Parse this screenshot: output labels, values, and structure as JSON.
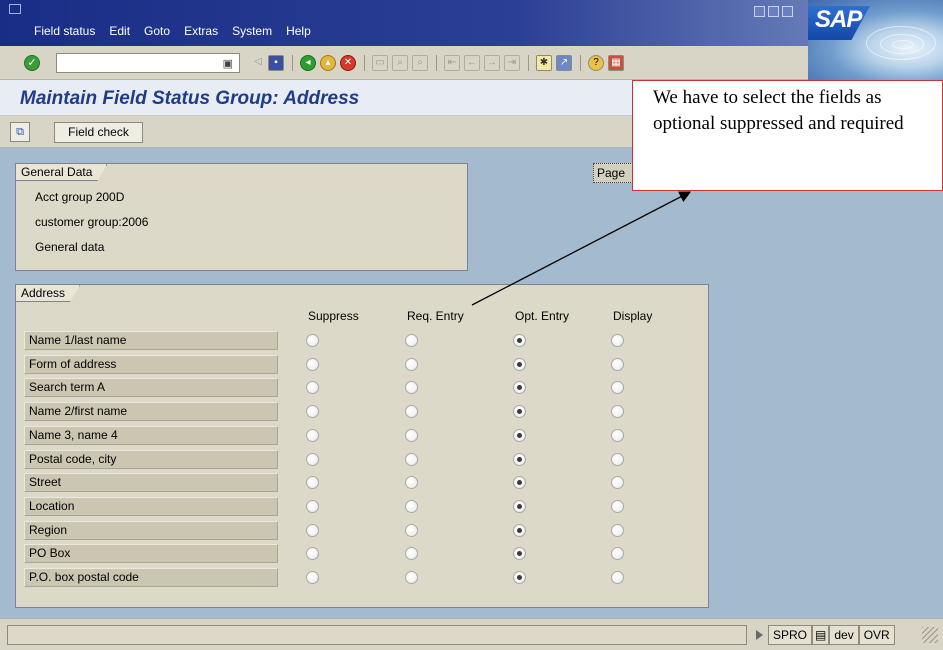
{
  "menubar": {
    "items": [
      "Field status",
      "Edit",
      "Goto",
      "Extras",
      "System",
      "Help"
    ],
    "logo": "SAP"
  },
  "toolbar": {
    "command_value": "",
    "icons": [
      "ok-icon",
      "save-icon",
      "back-icon",
      "exit-icon",
      "cancel-icon",
      "print-icon",
      "find-icon",
      "find-next-icon",
      "first-page-icon",
      "previous-page-icon",
      "next-page-icon",
      "last-page-icon",
      "create-session-icon",
      "shortcut-icon",
      "help-icon",
      "layout-icon"
    ]
  },
  "page": {
    "title": "Maintain Field Status Group: Address"
  },
  "app_toolbar": {
    "field_check_label": "Field check"
  },
  "general": {
    "tab_label": "General Data",
    "lines": [
      "Acct group  200D",
      "customer group:2006",
      "General data"
    ]
  },
  "page_button": "Page",
  "address": {
    "tab_label": "Address",
    "columns": [
      "Suppress",
      "Req. Entry",
      "Opt. Entry",
      "Display"
    ],
    "rows": [
      {
        "label": "Name 1/last name",
        "selected": "Opt. Entry"
      },
      {
        "label": "Form of address",
        "selected": "Opt. Entry"
      },
      {
        "label": "Search term A",
        "selected": "Opt. Entry"
      },
      {
        "label": "Name 2/first name",
        "selected": "Opt. Entry"
      },
      {
        "label": "Name 3, name 4",
        "selected": "Opt. Entry"
      },
      {
        "label": "Postal code, city",
        "selected": "Opt. Entry"
      },
      {
        "label": "Street",
        "selected": "Opt. Entry"
      },
      {
        "label": "Location",
        "selected": "Opt. Entry"
      },
      {
        "label": "Region",
        "selected": "Opt. Entry"
      },
      {
        "label": "PO Box",
        "selected": "Opt. Entry"
      },
      {
        "label": "P.O. box postal code",
        "selected": "Opt. Entry"
      }
    ]
  },
  "statusbar": {
    "transaction": "SPRO",
    "system": "dev",
    "mode": "OVR"
  },
  "annotation": {
    "text": "We have to select the fields as optional suppressed and required"
  },
  "colors": {
    "title_blue": "#1f3c8a",
    "workarea": "#a3bacf",
    "panel": "#dcd9c8",
    "callout_border": "#cc3333"
  }
}
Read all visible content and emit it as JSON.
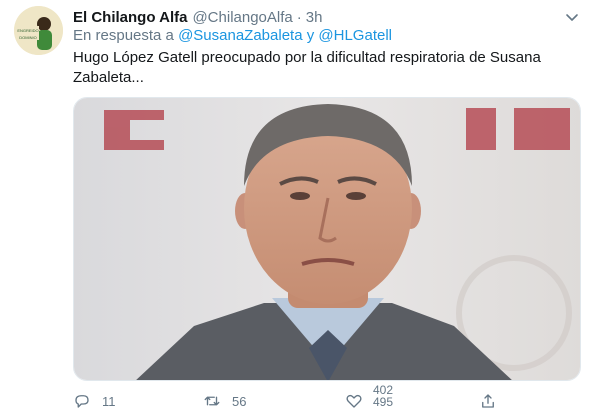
{
  "tweet": {
    "display_name": "El Chilango Alfa",
    "handle": "@ChilangoAlfa",
    "separator": "·",
    "time": "3h",
    "reply_prefix": "En respuesta a ",
    "reply_mention_1": "@SusanaZabaleta",
    "reply_joiner": " y ",
    "reply_mention_2": "@HLGatell",
    "text": "Hugo López Gatell preocupado por la dificultad respiratoria de Susana Zabaleta...",
    "media_alt": "Photo of a man in a suit",
    "avatar_text_1": "ENGREIDO",
    "avatar_text_2": "DOMINIO"
  },
  "actions": {
    "reply_count": "11",
    "retweet_count": "56",
    "like_count_top": "402",
    "like_count_bottom": "495"
  },
  "icons": {
    "more": "chevron-down-icon",
    "reply": "reply-icon",
    "retweet": "retweet-icon",
    "like": "heart-icon",
    "share": "share-icon"
  },
  "colors": {
    "link": "#1b95e0",
    "muted": "#657786",
    "text": "#14171a"
  }
}
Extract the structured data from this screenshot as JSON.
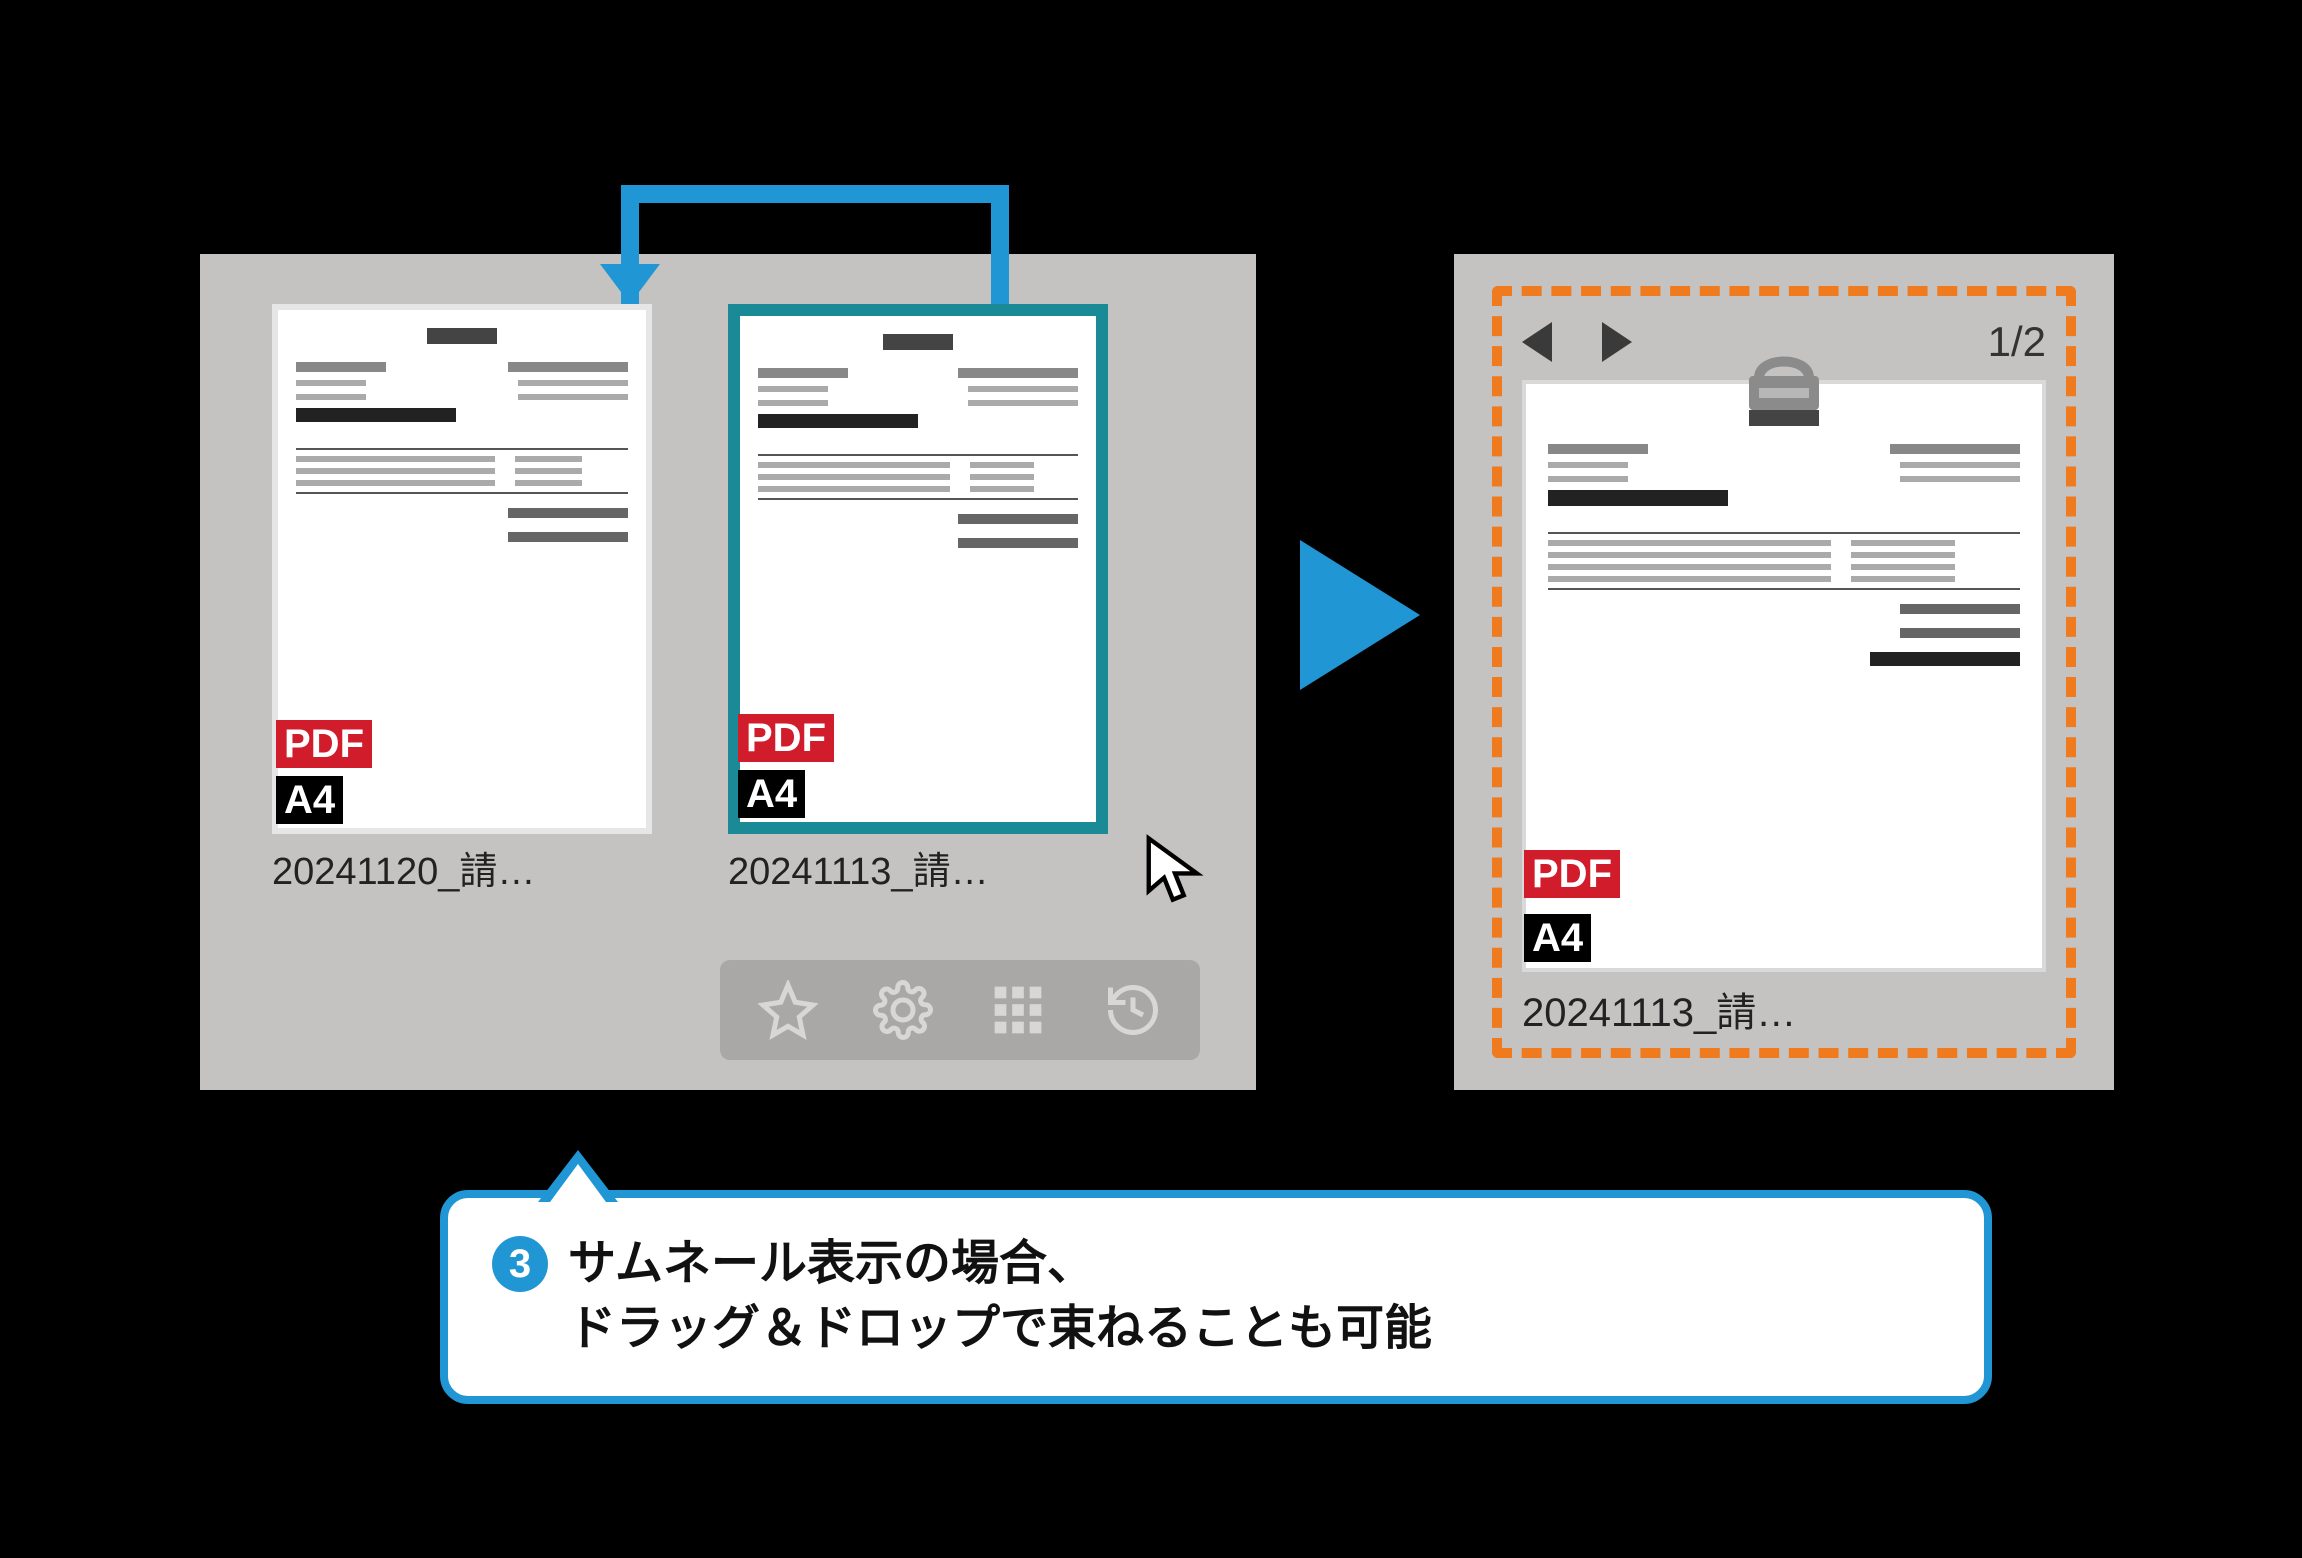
{
  "left_panel": {
    "thumbnails": [
      {
        "filename": "20241120_請…",
        "pdf_badge": "PDF",
        "size_badge": "A4",
        "selected": false
      },
      {
        "filename": "20241113_請…",
        "pdf_badge": "PDF",
        "size_badge": "A4",
        "selected": true
      }
    ],
    "toolbar": {
      "star": "star-icon",
      "gear": "gear-icon",
      "grid": "grid-icon",
      "history": "history-icon"
    }
  },
  "right_panel": {
    "page_counter": "1/2",
    "filename": "20241113_請…",
    "pdf_badge": "PDF",
    "size_badge": "A4"
  },
  "callout": {
    "number": "3",
    "line1": "サムネール表示の場合、",
    "line2": "ドラッグ＆ドロップで束ねることも可能"
  },
  "colors": {
    "accent_blue": "#2196d4",
    "teal_select": "#1a8a97",
    "orange_dash": "#f07b1e",
    "pdf_red": "#d11c2b"
  }
}
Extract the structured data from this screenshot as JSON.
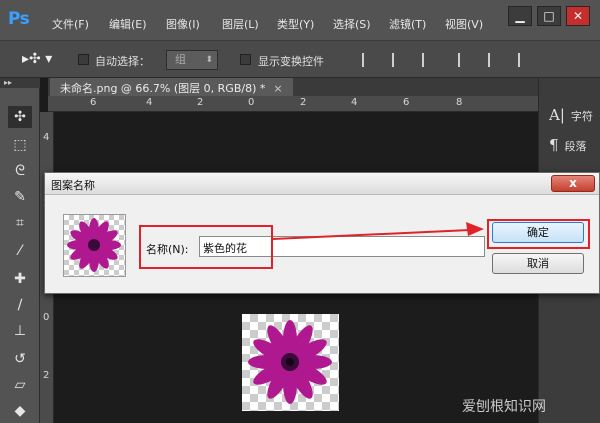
{
  "app": {
    "logo": "Ps"
  },
  "menu": [
    "文件(F)",
    "编辑(E)",
    "图像(I)",
    "图层(L)",
    "类型(Y)",
    "选择(S)",
    "滤镜(T)",
    "视图(V)"
  ],
  "window_controls": {
    "minimize": "▁",
    "maximize": "□",
    "close": "✕"
  },
  "options": {
    "auto_select_label": "自动选择：",
    "auto_select_value": "组",
    "show_transform_label": "显示变换控件"
  },
  "document_tab": {
    "label": "未命名.png @ 66.7% (图层 0, RGB/8) *",
    "close": "×"
  },
  "ruler": {
    "top": [
      "6",
      "4",
      "2",
      "0",
      "2",
      "4",
      "6",
      "8"
    ],
    "left": [
      "4",
      "2",
      "0",
      "2"
    ]
  },
  "right_panel": {
    "items": [
      {
        "icon": "A|",
        "label": "字符"
      },
      {
        "icon": "¶",
        "label": "段落"
      }
    ]
  },
  "dialog": {
    "title": "图案名称",
    "close": "x",
    "name_label": "名称(N):",
    "name_value": "紫色的花",
    "ok_label": "确定",
    "cancel_label": "取消"
  },
  "colors": {
    "annotation": "#e0232a",
    "flower": "#b0188f",
    "flower_center": "#3a0a3a"
  },
  "watermark": "爱刨根知识网"
}
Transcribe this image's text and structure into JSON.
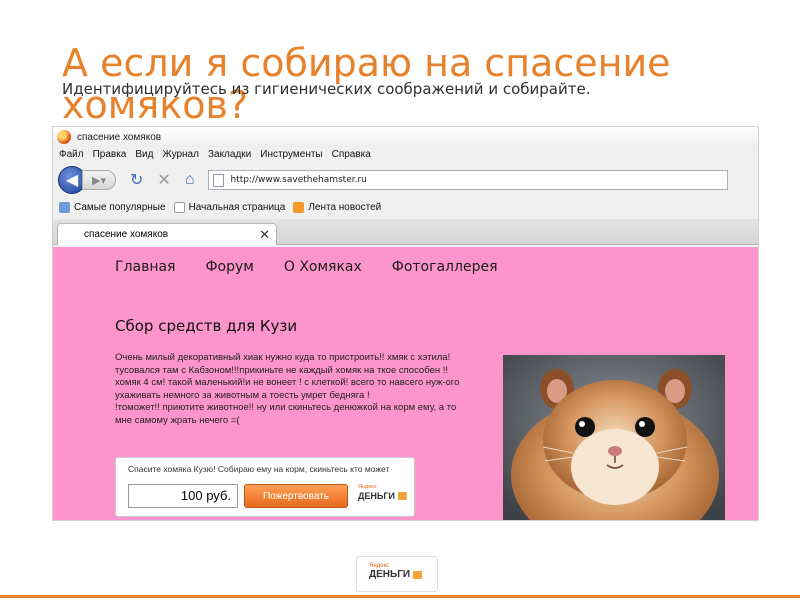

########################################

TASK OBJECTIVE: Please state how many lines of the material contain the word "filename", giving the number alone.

SOLUTION TO THE PROBLEM: 3